# Problem statement:
Please copy the records exactly as they appear, with all pictures left out.

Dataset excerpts
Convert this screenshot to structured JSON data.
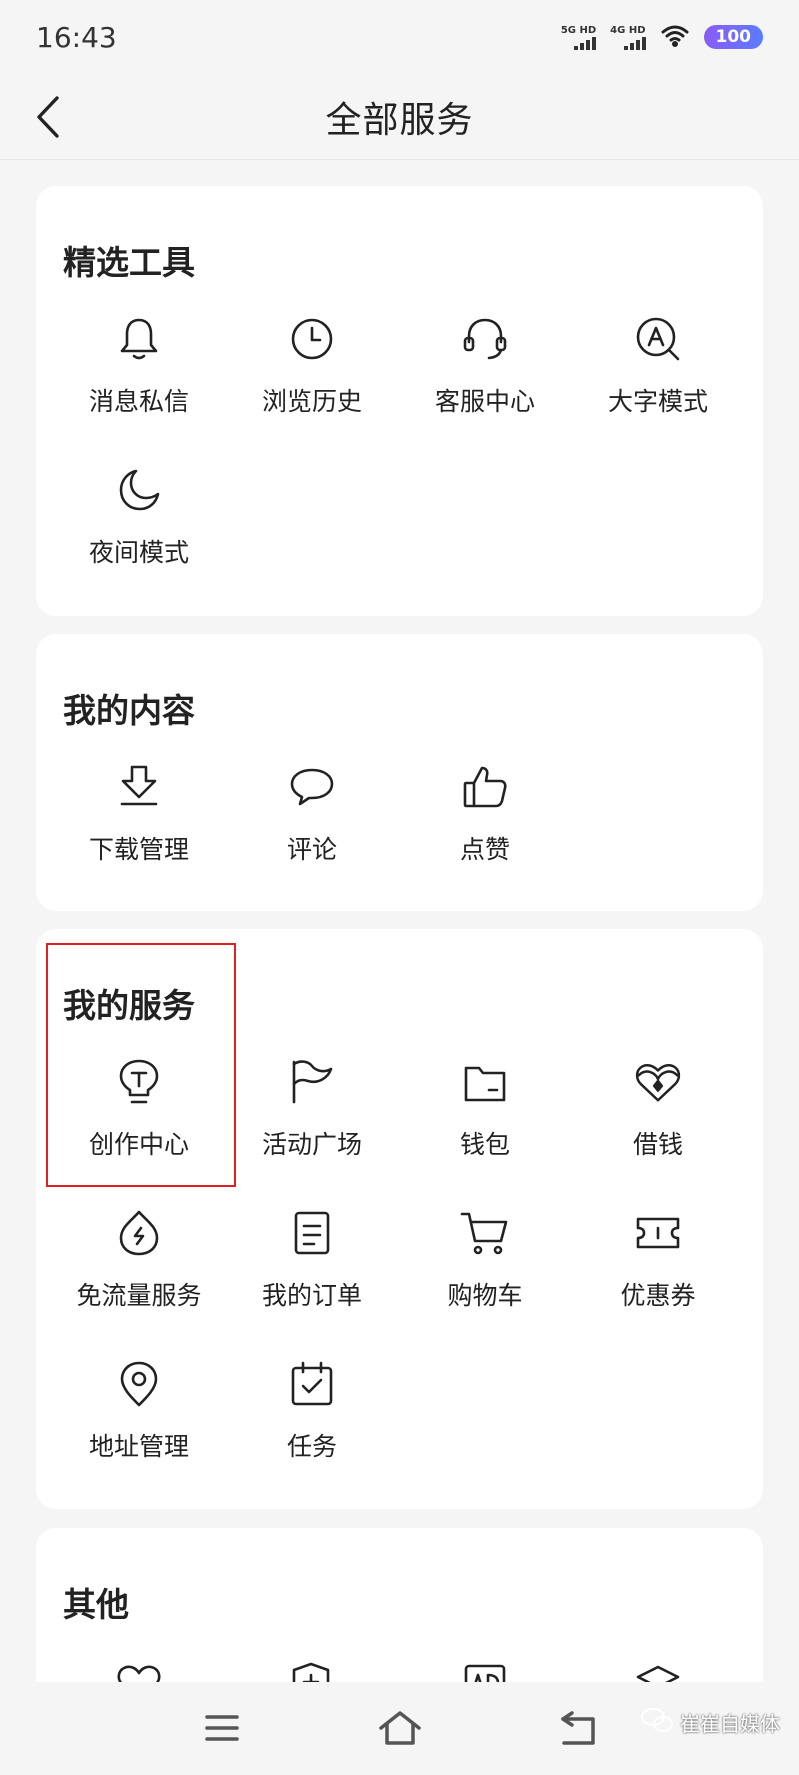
{
  "status_bar": {
    "time": "16:43",
    "signal1_label": "5G HD",
    "signal2_label": "4G HD",
    "battery": "100"
  },
  "header": {
    "title": "全部服务"
  },
  "sections": {
    "tools": {
      "title": "精选工具",
      "items": [
        {
          "label": "消息私信",
          "icon": "bell-icon"
        },
        {
          "label": "浏览历史",
          "icon": "clock-icon"
        },
        {
          "label": "客服中心",
          "icon": "headset-icon"
        },
        {
          "label": "大字模式",
          "icon": "large-font-icon"
        },
        {
          "label": "夜间模式",
          "icon": "moon-icon"
        }
      ]
    },
    "content": {
      "title": "我的内容",
      "items": [
        {
          "label": "下载管理",
          "icon": "download-icon"
        },
        {
          "label": "评论",
          "icon": "comment-icon"
        },
        {
          "label": "点赞",
          "icon": "thumbs-up-icon"
        }
      ]
    },
    "services": {
      "title": "我的服务",
      "items": [
        {
          "label": "创作中心",
          "icon": "lightbulb-icon"
        },
        {
          "label": "活动广场",
          "icon": "flag-icon"
        },
        {
          "label": "钱包",
          "icon": "wallet-icon"
        },
        {
          "label": "借钱",
          "icon": "loan-icon"
        },
        {
          "label": "免流量服务",
          "icon": "data-free-icon"
        },
        {
          "label": "我的订单",
          "icon": "order-icon"
        },
        {
          "label": "购物车",
          "icon": "cart-icon"
        },
        {
          "label": "优惠券",
          "icon": "coupon-icon"
        },
        {
          "label": "地址管理",
          "icon": "location-icon"
        },
        {
          "label": "任务",
          "icon": "task-icon"
        }
      ]
    },
    "other": {
      "title": "其他"
    }
  },
  "watermark": "崔崔自媒体",
  "colors": {
    "highlight": "#e02020",
    "battery_gradient_start": "#8a5cf6",
    "battery_gradient_end": "#5b7cff"
  }
}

# Expected output:
Convert this screenshot to structured JSON data.
{
  "status_bar": {
    "time": "16:43",
    "signal1_label": "5G HD",
    "signal2_label": "4G HD",
    "battery": "100"
  },
  "header": {
    "title": "全部服务"
  },
  "sections": {
    "tools": {
      "title": "精选工具",
      "items": [
        {
          "label": "消息私信",
          "icon": "bell-icon"
        },
        {
          "label": "浏览历史",
          "icon": "clock-icon"
        },
        {
          "label": "客服中心",
          "icon": "headset-icon"
        },
        {
          "label": "大字模式",
          "icon": "large-font-icon"
        },
        {
          "label": "夜间模式",
          "icon": "moon-icon"
        }
      ]
    },
    "content": {
      "title": "我的内容",
      "items": [
        {
          "label": "下载管理",
          "icon": "download-icon"
        },
        {
          "label": "评论",
          "icon": "comment-icon"
        },
        {
          "label": "点赞",
          "icon": "thumbs-up-icon"
        }
      ]
    },
    "services": {
      "title": "我的服务",
      "items": [
        {
          "label": "创作中心",
          "icon": "lightbulb-icon"
        },
        {
          "label": "活动广场",
          "icon": "flag-icon"
        },
        {
          "label": "钱包",
          "icon": "wallet-icon"
        },
        {
          "label": "借钱",
          "icon": "loan-icon"
        },
        {
          "label": "免流量服务",
          "icon": "data-free-icon"
        },
        {
          "label": "我的订单",
          "icon": "order-icon"
        },
        {
          "label": "购物车",
          "icon": "cart-icon"
        },
        {
          "label": "优惠券",
          "icon": "coupon-icon"
        },
        {
          "label": "地址管理",
          "icon": "location-icon"
        },
        {
          "label": "任务",
          "icon": "task-icon"
        }
      ]
    },
    "other": {
      "title": "其他"
    }
  },
  "watermark": "崔崔自媒体",
  "colors": {
    "highlight": "#e02020",
    "battery_gradient_start": "#8a5cf6",
    "battery_gradient_end": "#5b7cff"
  }
}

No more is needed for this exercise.